Researchers at the Mbarara University of Science and Technology in Uganda have investigated the extent to which fathers contribute to the reduction of malnutrition in their infants. The results of this study with 344 fathers from Ugandan infants, living in a rural region in the southwest of the country, were published in the Journal of Nutrition and Metabolism (1).
The Ugandan on average 40-year-oldfathers mainly gave material assistance to the nutritional status of their under five years old children. For example, 93,6 % of the men interviewed provided money to buy food for their families, 47 % financed their women’s transport to children’s hospitals that also provide food assistance. Only few men have advised or supported their wives in choosing suitable foods for the children, assisting them in deciding to breastfeed (for a longer period) or relieved them in home and field work, due to a lack of necessary skills. Nevertheless, few fathers still expressed their desire to know more about feeding of their children.
The authors of the study argue that fathers’ social support for mothers is indispensable for alleviating malnutrition in infants. With this assessment, they reaffirm the position of the Ugandan Ministry of Health, which urges the fathers’ commitment to optimal child nutrition in the Nursing and Infant Nutrition Policy (2).
At the beginning of the study, the degree of stunting (reduced body length in relation to age) and wasting (too low body weight compared to age) as well as the low birth weight were recorded. 30 % of the children examined were stunted, 7,5 % were wasted and 14,8 % did not have a sufficient birth weight. Malaria, which affected about one in five children, had also weight-reducing effects. Additional factors for weight loss were diarrhea and pneumonia.
Besides the beneficial effects to the care provided in children’s hospitals, a good nutritional status of the children has also been attributable in particular to functional hand washing systems in the households as well as clean water from boreholes.

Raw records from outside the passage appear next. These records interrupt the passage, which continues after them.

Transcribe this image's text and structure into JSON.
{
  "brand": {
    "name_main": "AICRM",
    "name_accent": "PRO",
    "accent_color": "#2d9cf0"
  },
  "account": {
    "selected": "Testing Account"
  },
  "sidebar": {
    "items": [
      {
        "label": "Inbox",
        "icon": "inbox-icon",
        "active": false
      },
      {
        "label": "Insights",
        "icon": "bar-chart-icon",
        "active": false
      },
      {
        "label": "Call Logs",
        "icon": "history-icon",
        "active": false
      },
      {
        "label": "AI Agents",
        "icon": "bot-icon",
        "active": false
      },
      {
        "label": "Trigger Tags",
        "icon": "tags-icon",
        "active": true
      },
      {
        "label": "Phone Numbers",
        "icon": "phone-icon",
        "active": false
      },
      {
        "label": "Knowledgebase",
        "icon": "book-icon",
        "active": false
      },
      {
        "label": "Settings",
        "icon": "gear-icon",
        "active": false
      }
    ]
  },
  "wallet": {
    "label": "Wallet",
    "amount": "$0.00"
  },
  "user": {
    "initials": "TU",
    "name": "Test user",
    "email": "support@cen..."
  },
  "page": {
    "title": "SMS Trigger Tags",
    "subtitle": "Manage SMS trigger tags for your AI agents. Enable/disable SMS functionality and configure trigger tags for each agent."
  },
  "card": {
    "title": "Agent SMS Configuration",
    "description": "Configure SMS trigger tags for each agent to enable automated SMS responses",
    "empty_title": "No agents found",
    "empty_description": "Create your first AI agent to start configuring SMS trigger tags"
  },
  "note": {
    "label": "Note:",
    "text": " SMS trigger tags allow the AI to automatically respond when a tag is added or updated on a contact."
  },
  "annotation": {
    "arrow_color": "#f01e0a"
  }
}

(1) N. Kanslime et al. Effect of Male Involvement on the Nutritional Status of Children Less Than 5 Years: A Cross Sectional Study in a Rural Southwestern District of Uganda. J Nutr Metab.;2017:3427087. Epub 2017 Dec 4., available at https://www.ncbi.nlm.nih.gov/pmc/articles/PMC5733895/
(2) The authors refer to UBOS. National Household Survey 2009/20 10. Uganda Bureau of Statistics Kampala, Uganda, 2010 and MOH. Child Survival Strategy for Uganda 2008 – 2015. Ministry of Health of Uganda, 2009.